for which we have stateoftheart implementations on other tasks. We feel
that the Stack RNN would probably suffer the same issues than RNNSearch 
we could push and pop indices, but we would not be able to go beyond
indices that have been seen in training. A discussion on the similarities
will be added. 2# On the equivalence class of outputs. We chose this
ordering to resolve the ambiguity for convex hull. See #8 from R1. 3,5#
On lack of analysis. Due to space limitations, we removed some test cases
that would partially answer your question. We will add these to the
appendix and address the 'n vs k' issue. For instance, some mistakes are
related to points that are aligned (similar to standard algorithms),
regardless of k. 4# On improving A1 algorithm. Indeed we hypothesized
that the RNN prior somehow helps produce better tours. We'll look for
examples where there is a revealing improvement. 6# On multiscale

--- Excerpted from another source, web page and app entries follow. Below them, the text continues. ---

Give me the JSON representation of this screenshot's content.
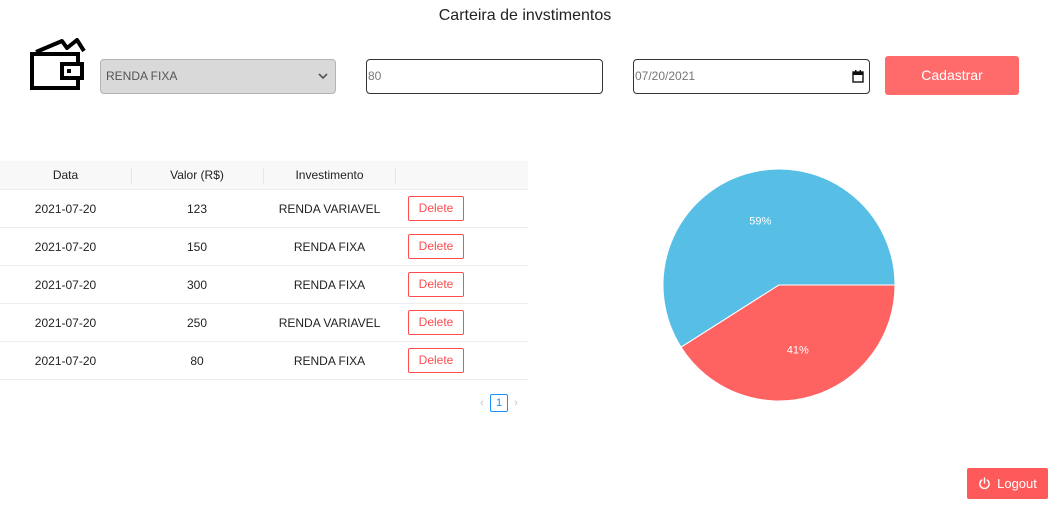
{
  "header": {
    "title": "Carteira de invstimentos"
  },
  "form": {
    "type_selected": "RENDA FIXA",
    "value": "80",
    "date": "07/20/2021",
    "submit_label": "Cadastrar"
  },
  "table": {
    "columns": [
      "Data",
      "Valor (R$)",
      "Investimento",
      ""
    ],
    "rows": [
      {
        "date": "2021-07-20",
        "value": "123",
        "type": "RENDA VARIAVEL",
        "action": "Delete"
      },
      {
        "date": "2021-07-20",
        "value": "150",
        "type": "RENDA FIXA",
        "action": "Delete"
      },
      {
        "date": "2021-07-20",
        "value": "300",
        "type": "RENDA FIXA",
        "action": "Delete"
      },
      {
        "date": "2021-07-20",
        "value": "250",
        "type": "RENDA VARIAVEL",
        "action": "Delete"
      },
      {
        "date": "2021-07-20",
        "value": "80",
        "type": "RENDA FIXA",
        "action": "Delete"
      }
    ]
  },
  "pagination": {
    "current_page": "1",
    "prev_icon": "chevron-left-icon",
    "next_icon": "chevron-right-icon"
  },
  "chart_data": {
    "type": "pie",
    "slices": [
      {
        "label": "59%",
        "value": 59,
        "color": "#57bfe6"
      },
      {
        "label": "41%",
        "value": 41,
        "color": "#ff6361"
      }
    ]
  },
  "logout": {
    "label": "Logout",
    "icon": "power-icon"
  },
  "colors": {
    "accent": "#ff6b6b",
    "danger": "#ff4d4f",
    "link": "#1890ff"
  }
}
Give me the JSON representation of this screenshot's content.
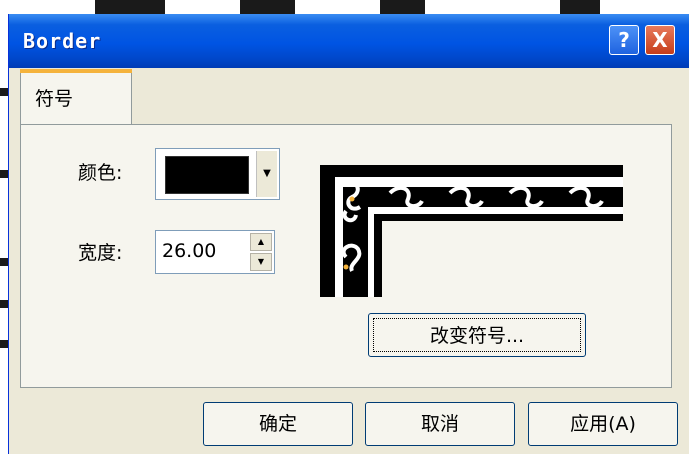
{
  "window": {
    "title": "Border"
  },
  "caption_buttons": {
    "help_label": "?",
    "close_label": "X"
  },
  "tabs": [
    {
      "label": "符号",
      "selected": true
    }
  ],
  "fields": {
    "color": {
      "label": "颜色:",
      "value_hex": "#000000"
    },
    "width": {
      "label": "宽度:",
      "value": "26.00"
    }
  },
  "preview": {
    "icon": "celtic-knot-border-preview"
  },
  "change_symbol_button": {
    "label": "改变符号..."
  },
  "footer": {
    "ok_label": "确定",
    "cancel_label": "取消",
    "apply_label": "应用(A)"
  },
  "colors": {
    "title_bar": "#0054e3",
    "window_bg": "#ece9d8",
    "panel_bg": "#f6f5ee",
    "tab_highlight": "#f5b33c",
    "close_button": "#c63d1a"
  }
}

approaches and NPhard problems. We argue that attention is multiscale (as
it can reprocess the input multiple times). 7# Directly optimizing
length in TSP. We are investigating this on a problem that is simple to
relaxate (3SAT), and directly optimizing the metric of interest is
possible (in general, it is hard to find a smooth proxy of the
cost).
R3: On motivating of our work # Our main motivation and
what we are able to show is that RNNs can approximate solutions to
complicated problems in a data driven fashion. For academic purposes, we
did use problems for which there are known algorithms that are well
studied. But our goal is for the RNN to learn to solve problems for which
we do NOT have a good algorithm, indeed. In this instance, producing
answers may be costly (but possible, thanks to e.g. parallelization or
perturbation of known solutions), and one could produce a training set of
enough size from which an RNN could then learn from. We can emphasize this
further in the introduction / conclusions. RE algorithm learned # It is
possible that it generates a similar algorithm by capturing the statistics
of the solutions. Also see R2, #35. More than 2D# We didn't, see R1,
#16.
R456: Table 1# LSTM 50 is the first row. Memory Nets
comparison # See R2, #1.